In all honesty, over the last two years I had carefully avoided writing in Raagtime about the genre known as “raga rock”, because I thought it to be territory that was only too inevitable for an Indian classical music column to tread. One recent morning, however, my iTunes shuffled up, in very quick succession, The Beatles’ Norwegian Wood, The Rolling Stones’ Paint it Black, and The Doors’ The End. It was, I thought, a sign, and I bowed to the inevitability.
The phrase “raga rock” was first used by a publicist for The Byrds, to describe their single Eight Miles High, but American music had already used the framework of Indian classical music by the time this shrewd publicist got to work (indeed, Robert Palmer points out in Rock & Roll: An Unruly History that Eight Miles High itself borrows a four-note transition from John Coltrane’s India).
Strains of India: The Doors performing in Frankfurt in 1968. Michael Ochs Archives/Getty Images
The term came to be regarded later as a disparagement—a lazy musician’s technique to exoticize his music; Orientalism at work.

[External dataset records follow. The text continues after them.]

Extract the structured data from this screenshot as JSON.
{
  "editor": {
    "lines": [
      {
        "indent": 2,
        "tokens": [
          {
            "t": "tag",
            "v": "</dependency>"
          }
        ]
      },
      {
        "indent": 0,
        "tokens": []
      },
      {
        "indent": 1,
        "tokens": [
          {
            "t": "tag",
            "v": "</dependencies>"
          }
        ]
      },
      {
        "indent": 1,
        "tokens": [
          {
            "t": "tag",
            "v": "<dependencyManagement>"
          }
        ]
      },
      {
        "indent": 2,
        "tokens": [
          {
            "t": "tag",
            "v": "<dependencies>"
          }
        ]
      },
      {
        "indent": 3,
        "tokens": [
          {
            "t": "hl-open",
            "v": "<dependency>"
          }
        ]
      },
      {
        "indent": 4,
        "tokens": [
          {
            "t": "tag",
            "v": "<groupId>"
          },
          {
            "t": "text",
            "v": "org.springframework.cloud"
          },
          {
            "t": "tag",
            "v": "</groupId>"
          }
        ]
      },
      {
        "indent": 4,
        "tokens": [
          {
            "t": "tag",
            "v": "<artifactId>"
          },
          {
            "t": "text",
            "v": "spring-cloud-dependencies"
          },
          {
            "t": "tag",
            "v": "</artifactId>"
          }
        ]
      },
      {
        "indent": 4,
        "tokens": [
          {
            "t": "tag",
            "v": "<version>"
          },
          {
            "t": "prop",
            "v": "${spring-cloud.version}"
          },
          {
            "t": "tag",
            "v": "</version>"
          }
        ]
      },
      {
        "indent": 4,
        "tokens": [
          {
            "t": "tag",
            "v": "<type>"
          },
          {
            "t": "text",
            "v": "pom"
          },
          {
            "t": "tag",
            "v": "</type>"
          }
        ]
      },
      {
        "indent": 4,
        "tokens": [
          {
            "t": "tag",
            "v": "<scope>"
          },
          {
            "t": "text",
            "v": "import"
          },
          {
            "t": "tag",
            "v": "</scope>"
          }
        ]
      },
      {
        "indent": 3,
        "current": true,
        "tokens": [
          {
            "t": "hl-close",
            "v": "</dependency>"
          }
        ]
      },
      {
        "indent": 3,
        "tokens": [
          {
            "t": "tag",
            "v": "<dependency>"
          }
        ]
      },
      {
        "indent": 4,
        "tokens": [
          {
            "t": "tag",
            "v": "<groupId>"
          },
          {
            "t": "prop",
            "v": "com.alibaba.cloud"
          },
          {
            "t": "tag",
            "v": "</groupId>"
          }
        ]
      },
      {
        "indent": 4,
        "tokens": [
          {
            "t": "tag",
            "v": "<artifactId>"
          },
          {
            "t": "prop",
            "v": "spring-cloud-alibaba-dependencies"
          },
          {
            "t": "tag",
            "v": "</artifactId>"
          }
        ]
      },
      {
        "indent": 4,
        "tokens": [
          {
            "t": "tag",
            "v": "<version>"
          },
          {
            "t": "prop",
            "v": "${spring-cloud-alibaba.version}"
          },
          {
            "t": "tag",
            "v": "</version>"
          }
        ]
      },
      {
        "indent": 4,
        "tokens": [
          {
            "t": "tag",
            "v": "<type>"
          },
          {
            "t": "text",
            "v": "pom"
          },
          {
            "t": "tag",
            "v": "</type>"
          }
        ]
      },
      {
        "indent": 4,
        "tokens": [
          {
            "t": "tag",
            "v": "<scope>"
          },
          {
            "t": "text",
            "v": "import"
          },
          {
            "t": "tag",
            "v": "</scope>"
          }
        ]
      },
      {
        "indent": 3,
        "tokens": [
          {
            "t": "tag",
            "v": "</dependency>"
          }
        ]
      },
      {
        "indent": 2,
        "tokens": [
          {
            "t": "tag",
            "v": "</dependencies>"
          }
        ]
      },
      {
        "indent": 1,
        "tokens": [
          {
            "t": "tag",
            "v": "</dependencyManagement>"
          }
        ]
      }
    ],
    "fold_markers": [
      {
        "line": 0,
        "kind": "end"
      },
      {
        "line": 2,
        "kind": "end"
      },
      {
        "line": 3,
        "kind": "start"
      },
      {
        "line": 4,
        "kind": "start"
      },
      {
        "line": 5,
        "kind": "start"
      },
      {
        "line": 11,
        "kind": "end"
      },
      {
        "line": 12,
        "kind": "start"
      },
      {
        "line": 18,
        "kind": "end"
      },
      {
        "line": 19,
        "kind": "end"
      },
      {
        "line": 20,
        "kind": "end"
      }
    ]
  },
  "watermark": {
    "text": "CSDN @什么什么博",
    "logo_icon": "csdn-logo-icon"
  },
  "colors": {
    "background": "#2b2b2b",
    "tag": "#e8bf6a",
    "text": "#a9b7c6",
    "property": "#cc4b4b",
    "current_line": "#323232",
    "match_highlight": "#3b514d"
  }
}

But there’s no doubt that some musicians intelligently pulled elements from Indian classical music into their compositions. Even leaving aside the most famous raga rocker—George Harrison—we have the memorable sitar riff underlying Paint it Black, giving the song its frenetic air; we have John McLaughlin and his Mahavishnu Orchestra; and from the Paul Butterfield Blues Band, we have guitarist Mike Bloomfield’s blazing improvisations on the scale of Bhairavi in the track East West.
Without question, my favourite example of raga rock is The End, the final track on The Doors’ self-titled album. The End is an ode of psychedelia, winding its forlorn way over nearly 12 minutes of Jim Morrison’s half-slurred, half-wailed Oedipal lyrics. Its tincture of raga comes from Robby Krieger, The Doors’ masterful guitarist. Like many musicians of his time, Krieger nurtured an avid interest in Indian classical music; in 1967, the year after The End was composed, he would even enrol for lessons at Ravi Shankar’s Kinnara School in Los Angeles.

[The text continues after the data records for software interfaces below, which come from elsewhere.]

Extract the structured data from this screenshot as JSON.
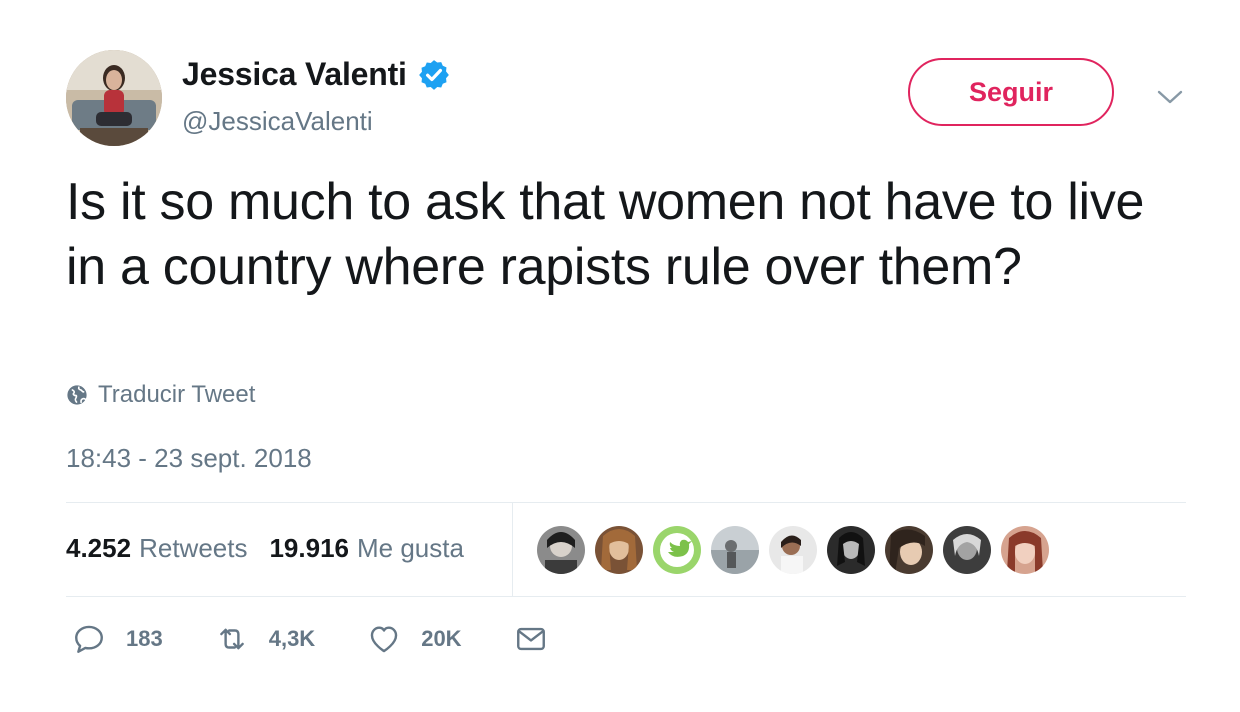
{
  "author": {
    "display_name": "Jessica Valenti",
    "handle": "@JessicaValenti",
    "verified": true,
    "avatar_icon": "profile-photo"
  },
  "follow_button": {
    "label": "Seguir"
  },
  "menu": {
    "icon": "chevron-down-icon"
  },
  "tweet": {
    "text": "Is it so much to ask that women not have to live in a country where rapists rule over them?",
    "translate_label": "Traducir Tweet",
    "timestamp": "18:43 - 23 sept. 2018"
  },
  "stats": {
    "retweets_count": "4.252",
    "retweets_label": "Retweets",
    "likes_count": "19.916",
    "likes_label": "Me gusta"
  },
  "likers": [
    {
      "name": "liker-1"
    },
    {
      "name": "liker-2"
    },
    {
      "name": "liker-3"
    },
    {
      "name": "liker-4"
    },
    {
      "name": "liker-5"
    },
    {
      "name": "liker-6"
    },
    {
      "name": "liker-7"
    },
    {
      "name": "liker-8"
    },
    {
      "name": "liker-9"
    }
  ],
  "actions": {
    "replies": "183",
    "retweets": "4,3K",
    "likes": "20K"
  },
  "colors": {
    "accent": "#e0245e",
    "verified": "#1da1f2",
    "secondary_text": "#657786",
    "divider": "#e6ecf0"
  }
}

For much of The End, Krieger’s guitar line stays resolutely behind Morrison’s vocals, so it is at its most hypnotic at the very outset of the song, when the lyrics have yet to begin. After a slight shudder of cymbals, and over a tambura-like drone, Krieger launches into the motif he plays with throughout the song: a meditative affair of both plaintive and shaken notes that remind me of the sound of a veena. It’s a simple line, and all the more haunting for its simplicity.

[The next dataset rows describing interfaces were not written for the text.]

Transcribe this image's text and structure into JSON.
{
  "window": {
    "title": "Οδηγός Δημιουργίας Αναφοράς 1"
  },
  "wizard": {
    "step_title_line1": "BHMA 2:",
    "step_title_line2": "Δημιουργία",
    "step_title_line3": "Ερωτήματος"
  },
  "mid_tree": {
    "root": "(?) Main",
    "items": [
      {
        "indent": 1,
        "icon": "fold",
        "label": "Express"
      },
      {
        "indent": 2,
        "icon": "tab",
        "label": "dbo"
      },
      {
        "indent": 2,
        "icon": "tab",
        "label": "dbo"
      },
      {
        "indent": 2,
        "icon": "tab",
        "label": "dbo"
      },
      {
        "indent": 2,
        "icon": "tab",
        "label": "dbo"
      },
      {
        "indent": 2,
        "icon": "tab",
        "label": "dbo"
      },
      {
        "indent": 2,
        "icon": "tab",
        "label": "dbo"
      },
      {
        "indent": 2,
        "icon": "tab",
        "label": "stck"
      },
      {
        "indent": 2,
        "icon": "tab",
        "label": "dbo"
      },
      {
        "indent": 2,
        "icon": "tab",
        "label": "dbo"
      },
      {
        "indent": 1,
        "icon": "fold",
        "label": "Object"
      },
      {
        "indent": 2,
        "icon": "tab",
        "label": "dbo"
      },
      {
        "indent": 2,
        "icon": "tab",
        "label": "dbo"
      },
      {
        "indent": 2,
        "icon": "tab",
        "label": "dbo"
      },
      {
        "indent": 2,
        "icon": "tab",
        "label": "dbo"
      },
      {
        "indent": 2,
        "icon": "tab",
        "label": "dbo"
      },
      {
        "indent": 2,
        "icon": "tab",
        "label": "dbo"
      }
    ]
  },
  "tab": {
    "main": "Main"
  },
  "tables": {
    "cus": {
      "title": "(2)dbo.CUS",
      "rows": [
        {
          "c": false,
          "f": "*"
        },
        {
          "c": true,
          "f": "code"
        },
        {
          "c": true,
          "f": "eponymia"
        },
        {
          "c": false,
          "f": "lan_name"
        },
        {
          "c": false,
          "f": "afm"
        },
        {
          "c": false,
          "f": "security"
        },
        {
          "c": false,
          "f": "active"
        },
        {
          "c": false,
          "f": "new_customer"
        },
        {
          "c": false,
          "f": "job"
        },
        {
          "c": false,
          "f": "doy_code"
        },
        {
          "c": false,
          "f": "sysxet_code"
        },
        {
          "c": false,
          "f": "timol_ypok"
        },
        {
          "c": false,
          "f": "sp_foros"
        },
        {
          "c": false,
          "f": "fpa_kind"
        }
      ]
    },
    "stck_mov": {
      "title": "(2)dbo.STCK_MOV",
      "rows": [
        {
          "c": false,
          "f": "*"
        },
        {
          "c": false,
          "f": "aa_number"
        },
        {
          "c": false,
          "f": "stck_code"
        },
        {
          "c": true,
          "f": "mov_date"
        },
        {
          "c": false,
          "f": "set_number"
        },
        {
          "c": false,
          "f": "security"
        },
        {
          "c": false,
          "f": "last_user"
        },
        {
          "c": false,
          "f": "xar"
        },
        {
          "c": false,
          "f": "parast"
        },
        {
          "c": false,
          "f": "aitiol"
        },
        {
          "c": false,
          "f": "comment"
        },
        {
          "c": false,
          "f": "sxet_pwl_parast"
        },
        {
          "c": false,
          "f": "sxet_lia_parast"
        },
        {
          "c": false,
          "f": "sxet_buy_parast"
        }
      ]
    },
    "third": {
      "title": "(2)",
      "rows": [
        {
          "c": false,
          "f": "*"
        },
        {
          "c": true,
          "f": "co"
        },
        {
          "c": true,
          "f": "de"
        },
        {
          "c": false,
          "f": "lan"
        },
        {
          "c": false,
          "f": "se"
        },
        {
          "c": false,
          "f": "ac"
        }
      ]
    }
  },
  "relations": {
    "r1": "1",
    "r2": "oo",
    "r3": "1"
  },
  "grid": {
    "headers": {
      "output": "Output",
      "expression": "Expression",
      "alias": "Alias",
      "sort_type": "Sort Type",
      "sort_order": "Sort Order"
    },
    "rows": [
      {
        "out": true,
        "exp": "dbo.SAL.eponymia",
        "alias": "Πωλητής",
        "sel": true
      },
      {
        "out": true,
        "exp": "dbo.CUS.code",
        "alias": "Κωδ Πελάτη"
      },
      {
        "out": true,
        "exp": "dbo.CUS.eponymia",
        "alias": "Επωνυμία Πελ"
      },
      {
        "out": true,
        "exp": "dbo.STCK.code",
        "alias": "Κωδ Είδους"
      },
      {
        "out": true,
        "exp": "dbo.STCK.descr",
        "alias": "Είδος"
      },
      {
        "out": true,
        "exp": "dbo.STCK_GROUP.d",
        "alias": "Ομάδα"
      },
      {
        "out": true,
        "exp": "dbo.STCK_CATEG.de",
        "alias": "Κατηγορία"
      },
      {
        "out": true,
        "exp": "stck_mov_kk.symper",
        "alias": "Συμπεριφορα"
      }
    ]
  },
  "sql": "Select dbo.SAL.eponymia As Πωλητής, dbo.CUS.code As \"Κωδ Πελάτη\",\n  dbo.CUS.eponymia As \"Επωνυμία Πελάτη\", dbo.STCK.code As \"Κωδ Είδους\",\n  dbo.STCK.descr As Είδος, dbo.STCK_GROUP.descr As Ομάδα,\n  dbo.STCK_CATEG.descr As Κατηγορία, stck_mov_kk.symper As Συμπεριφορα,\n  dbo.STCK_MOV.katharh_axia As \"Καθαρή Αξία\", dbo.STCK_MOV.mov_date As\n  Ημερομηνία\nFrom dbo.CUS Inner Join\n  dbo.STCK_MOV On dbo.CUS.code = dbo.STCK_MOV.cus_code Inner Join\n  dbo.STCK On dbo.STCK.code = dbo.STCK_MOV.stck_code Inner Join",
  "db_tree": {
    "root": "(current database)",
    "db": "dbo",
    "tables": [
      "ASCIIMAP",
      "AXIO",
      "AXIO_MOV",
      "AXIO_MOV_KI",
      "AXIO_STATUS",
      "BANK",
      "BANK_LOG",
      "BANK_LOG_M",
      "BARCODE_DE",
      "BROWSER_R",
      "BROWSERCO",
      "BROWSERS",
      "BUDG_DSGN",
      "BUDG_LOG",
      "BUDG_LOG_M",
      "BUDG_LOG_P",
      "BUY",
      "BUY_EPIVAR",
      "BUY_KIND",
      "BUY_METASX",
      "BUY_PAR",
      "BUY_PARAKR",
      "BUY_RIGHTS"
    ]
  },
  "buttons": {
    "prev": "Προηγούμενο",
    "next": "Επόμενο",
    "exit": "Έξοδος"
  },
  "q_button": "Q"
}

Further towards the song’s climax, Krieger begins to switch rapidly between his melody and his drone; concise licks of sound emerge from his guitar, reminiscent (as Peter Lavezzoli observed in his book Bhairavi) of the jhala style on the sitar. It isn’t just because of Krieger’s expert play, however, that I find The End’s raga rock so compelling. It’s because the guitar line fits so perfectly with the mood of the song, its agility and sobriety setting off Morrison’s air of restrained lunacy. The Indian classicism lends The End a certain grandeur, converting Morrison’s song into an aria of anguish. It’s a terrific effect, and without fail, it has me catching my breath every single time I listen to it.
Write to Samanth Subramanian at email@example.com